[What you are asked to do]:
Give back the records below verbatim, please, but without a single image.
::: Data for review :::
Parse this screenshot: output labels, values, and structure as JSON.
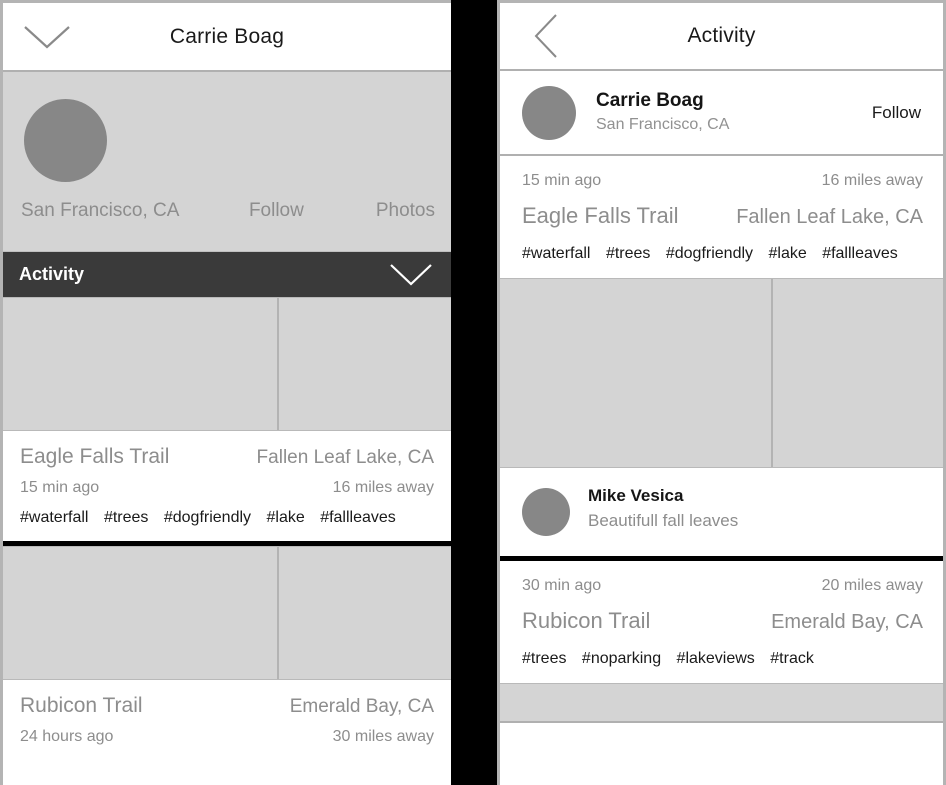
{
  "left_screen": {
    "navbar": {
      "title": "Carrie Boag",
      "icon": "chevron-down-icon"
    },
    "profile": {
      "location": "San Francisco, CA",
      "follow_label": "Follow",
      "photos_label": "Photos",
      "avatar": "avatar-placeholder"
    },
    "section_bar": {
      "label": "Activity",
      "icon": "chevron-down-icon"
    },
    "cards": [
      {
        "title": "Eagle Falls Trail",
        "place": "Fallen Leaf Lake, CA",
        "time": "15 min ago",
        "distance": "16 miles away",
        "tags": [
          "#waterfall",
          "#trees",
          "#dogfriendly",
          "#lake",
          "#fallleaves"
        ]
      },
      {
        "title": "Rubicon Trail",
        "place": "Emerald Bay, CA",
        "time": "24 hours ago",
        "distance": "30 miles away",
        "tags": []
      }
    ]
  },
  "right_screen": {
    "navbar": {
      "title": "Activity",
      "icon": "chevron-left-icon"
    },
    "profile_row": {
      "name": "Carrie Boag",
      "location": "San Francisco, CA",
      "action_label": "Follow",
      "avatar": "avatar-placeholder"
    },
    "cards": [
      {
        "time": "15 min ago",
        "distance": "16 miles away",
        "title": "Eagle Falls Trail",
        "place": "Fallen Leaf Lake, CA",
        "tags": [
          "#waterfall",
          "#trees",
          "#dogfriendly",
          "#lake",
          "#fallleaves"
        ],
        "comment": {
          "author": "Mike Vesica",
          "text": "Beautifull fall leaves",
          "avatar": "avatar-placeholder"
        }
      },
      {
        "time": "30 min ago",
        "distance": "20 miles away",
        "title": "Rubicon Trail",
        "place": "Emerald Bay, CA",
        "tags": [
          "#trees",
          "#noparking",
          "#lakeviews",
          "#track"
        ]
      }
    ]
  },
  "colors": {
    "gutter": "#000000",
    "placeholder": "#d4d4d4",
    "avatar": "#878787",
    "muted_text": "#8d8d8d",
    "dark_bar": "#3a3a3a",
    "divider": "#000000"
  }
}
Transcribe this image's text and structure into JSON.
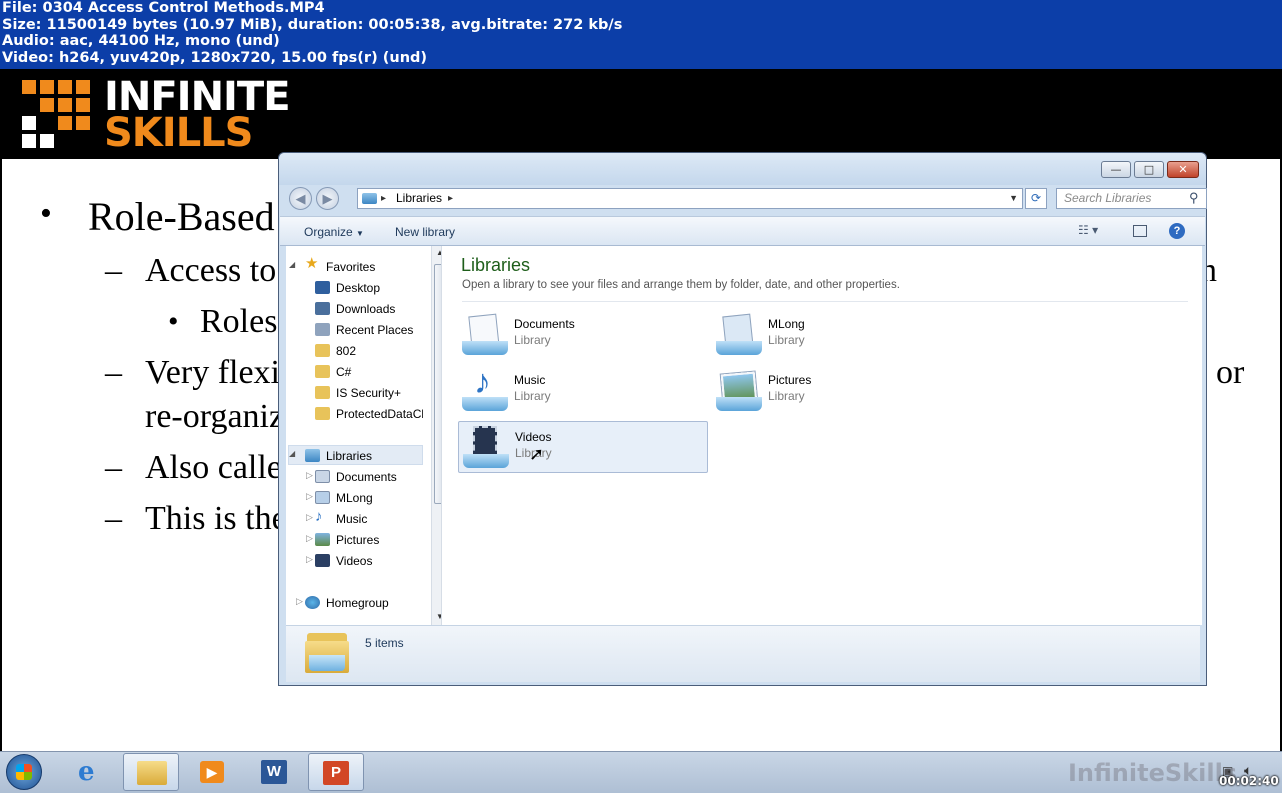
{
  "meta": {
    "line1": "File: 0304 Access Control Methods.MP4",
    "line2": "Size: 11500149 bytes (10.97 MiB), duration: 00:05:38, avg.bitrate: 272 kb/s",
    "line3": "Audio: aac, 44100 Hz, mono (und)",
    "line4": "Video: h264, yuv420p, 1280x720, 15.00 fps(r) (und)"
  },
  "logo": {
    "line1": "INFINITE",
    "line2": "SKILLS"
  },
  "slide": {
    "bullet1": "Role-Based",
    "sub1": "Access to",
    "subsub1": "Roles",
    "sub2": "Very flexi",
    "sub2_right": "or",
    "sub2_cont": "re-organiz",
    "sub3": "Also calle",
    "sub4": "This is the",
    "right_edge": "n",
    "bullet_char": "•",
    "dash_char": "–"
  },
  "window": {
    "caption_buttons": {
      "minimize": "—",
      "maximize": "□",
      "close": "✕"
    },
    "address": {
      "path": "Libraries",
      "sep": "▸"
    },
    "search_placeholder": "Search Libraries",
    "commands": {
      "organize": "Organize",
      "new_library": "New library"
    },
    "nav": {
      "favorites": "Favorites",
      "favorites_items": [
        "Desktop",
        "Downloads",
        "Recent Places",
        "802",
        "C#",
        "IS Security+",
        "ProtectedDataCl"
      ],
      "libraries": "Libraries",
      "library_items": [
        "Documents",
        "MLong",
        "Music",
        "Pictures",
        "Videos"
      ],
      "homegroup": "Homegroup"
    },
    "content": {
      "title": "Libraries",
      "subtitle": "Open a library to see your files and arrange them by folder, date, and other properties.",
      "libraries": [
        {
          "name": "Documents",
          "type": "Library"
        },
        {
          "name": "MLong",
          "type": "Library"
        },
        {
          "name": "Music",
          "type": "Library"
        },
        {
          "name": "Pictures",
          "type": "Library"
        },
        {
          "name": "Videos",
          "type": "Library"
        }
      ]
    },
    "details": {
      "count": "5 items"
    }
  },
  "taskbar": {
    "watermark": "InfiniteSkills",
    "clock": "00:02:40"
  },
  "colors": {
    "title_bar": "#0c3ea8",
    "logo_orange": "#f08a1c",
    "content_title": "#1e5e1a"
  }
}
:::
[The answer]:
Parse this screenshot: output labels, values, and structure as JSON.
{
  "left_screen": {
    "navbar": {
      "title": "Carrie Boag",
      "icon": "chevron-down-icon"
    },
    "profile": {
      "location": "San Francisco, CA",
      "follow_label": "Follow",
      "photos_label": "Photos",
      "avatar": "avatar-placeholder"
    },
    "section_bar": {
      "label": "Activity",
      "icon": "chevron-down-icon"
    },
    "cards": [
      {
        "title": "Eagle Falls Trail",
        "place": "Fallen Leaf Lake, CA",
        "time": "15 min ago",
        "distance": "16 miles away",
        "tags": [
          "#waterfall",
          "#trees",
          "#dogfriendly",
          "#lake",
          "#fallleaves"
        ]
      },
      {
        "title": "Rubicon Trail",
        "place": "Emerald Bay, CA",
        "time": "24 hours ago",
        "distance": "30 miles away",
        "tags": []
      }
    ]
  },
  "right_screen": {
    "navbar": {
      "title": "Activity",
      "icon": "chevron-left-icon"
    },
    "profile_row": {
      "name": "Carrie Boag",
      "location": "San Francisco, CA",
      "action_label": "Follow",
      "avatar": "avatar-placeholder"
    },
    "cards": [
      {
        "time": "15 min ago",
        "distance": "16 miles away",
        "title": "Eagle Falls Trail",
        "place": "Fallen Leaf Lake, CA",
        "tags": [
          "#waterfall",
          "#trees",
          "#dogfriendly",
          "#lake",
          "#fallleaves"
        ],
        "comment": {
          "author": "Mike Vesica",
          "text": "Beautifull fall leaves",
          "avatar": "avatar-placeholder"
        }
      },
      {
        "time": "30 min ago",
        "distance": "20 miles away",
        "title": "Rubicon Trail",
        "place": "Emerald Bay, CA",
        "tags": [
          "#trees",
          "#noparking",
          "#lakeviews",
          "#track"
        ]
      }
    ]
  },
  "colors": {
    "gutter": "#000000",
    "placeholder": "#d4d4d4",
    "avatar": "#878787",
    "muted_text": "#8d8d8d",
    "dark_bar": "#3a3a3a",
    "divider": "#000000"
  }
}
Transcribe this image's text and structure into JSON.
{
  "meta": {
    "line1": "File: 0304 Access Control Methods.MP4",
    "line2": "Size: 11500149 bytes (10.97 MiB), duration: 00:05:38, avg.bitrate: 272 kb/s",
    "line3": "Audio: aac, 44100 Hz, mono (und)",
    "line4": "Video: h264, yuv420p, 1280x720, 15.00 fps(r) (und)"
  },
  "logo": {
    "line1": "INFINITE",
    "line2": "SKILLS"
  },
  "slide": {
    "bullet1": "Role-Based",
    "sub1": "Access to",
    "subsub1": "Roles",
    "sub2": "Very flexi",
    "sub2_right": "or",
    "sub2_cont": "re-organiz",
    "sub3": "Also calle",
    "sub4": "This is the",
    "right_edge": "n",
    "bullet_char": "•",
    "dash_char": "–"
  },
  "window": {
    "caption_buttons": {
      "minimize": "—",
      "maximize": "□",
      "close": "✕"
    },
    "address": {
      "path": "Libraries",
      "sep": "▸"
    },
    "search_placeholder": "Search Libraries",
    "commands": {
      "organize": "Organize",
      "new_library": "New library"
    },
    "nav": {
      "favorites": "Favorites",
      "favorites_items": [
        "Desktop",
        "Downloads",
        "Recent Places",
        "802",
        "C#",
        "IS Security+",
        "ProtectedDataCl"
      ],
      "libraries": "Libraries",
      "library_items": [
        "Documents",
        "MLong",
        "Music",
        "Pictures",
        "Videos"
      ],
      "homegroup": "Homegroup"
    },
    "content": {
      "title": "Libraries",
      "subtitle": "Open a library to see your files and arrange them by folder, date, and other properties.",
      "libraries": [
        {
          "name": "Documents",
          "type": "Library"
        },
        {
          "name": "MLong",
          "type": "Library"
        },
        {
          "name": "Music",
          "type": "Library"
        },
        {
          "name": "Pictures",
          "type": "Library"
        },
        {
          "name": "Videos",
          "type": "Library"
        }
      ]
    },
    "details": {
      "count": "5 items"
    }
  },
  "taskbar": {
    "watermark": "InfiniteSkills",
    "clock": "00:02:40"
  },
  "colors": {
    "title_bar": "#0c3ea8",
    "logo_orange": "#f08a1c",
    "content_title": "#1e5e1a"
  }
}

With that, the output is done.